Mr. White--Algebra was scary and hard. But you wouldn't let that stop me. I was intimidated by numbers and by you, but you didn't let that get in the way of trying to help me to "get it." That time I got a B+ on a test? I know how I felt as a student. And years later, when working with students who found things scary and hard--students who were intimidated--I didn't let that get in the way of trying to help them "get it." And when they would come to show me a good grade? I know how you must have felt when I got that B+. Well done, sir.

Mrs. McVey--When we were studying poetry, I was like just about every other student in your class and I inwardly groaned my way through it. I had no idea that studying poetry would plant a seed that would grow into a love for words of all kinds. I had no idea that the words of Blake, Housman, Chaucer, Coleridge, Cummings, Eliot, Frost, and Thomas among others would someday come home to roost in my head and my heart. Thank you for encouraging me as a writer.  When you selected an essay I had written to take to a conference/contest, your actions confirmed my abilities. And now, even though there are plenty of people who write better than I, I know that my words have worth and that I will write anyway.

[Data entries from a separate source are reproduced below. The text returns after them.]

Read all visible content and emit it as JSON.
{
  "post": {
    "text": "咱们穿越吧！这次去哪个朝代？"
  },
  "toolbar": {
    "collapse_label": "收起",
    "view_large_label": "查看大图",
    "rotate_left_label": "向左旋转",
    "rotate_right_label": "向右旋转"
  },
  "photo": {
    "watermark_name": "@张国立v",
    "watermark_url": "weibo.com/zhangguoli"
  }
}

Dr. Caldwell--You stand out among all my college professors. Your genuine love of and compassion for special needs students was evident in the way you prepared us to become teachers ourselves. You were encouraging and funny and wanted us to give our very best all the time. I will never forget when a student in our class was absent because his wife was in premature labor and you asked us to pray for them and drop them a card. Or the time when you loaned my folks your car to help them get home and then you gave me a ride back to the house I lived in. Of course it helped that you and my folks went way back, but I'm fairly certain that you would have done this for any other student had they called you. Thank you for teaching me kindness, generosity, and compassion have a place inside and outside of the classroom.

And to many other teachers that I didn't mention, but that touched my life in countless ways, thanks to you too, for your hard work, dedication, professionalism, and joy in your work. Your work has eternal significance. Well done!

Now it's your turn: Comment and tell me who were your favorite teachers and why?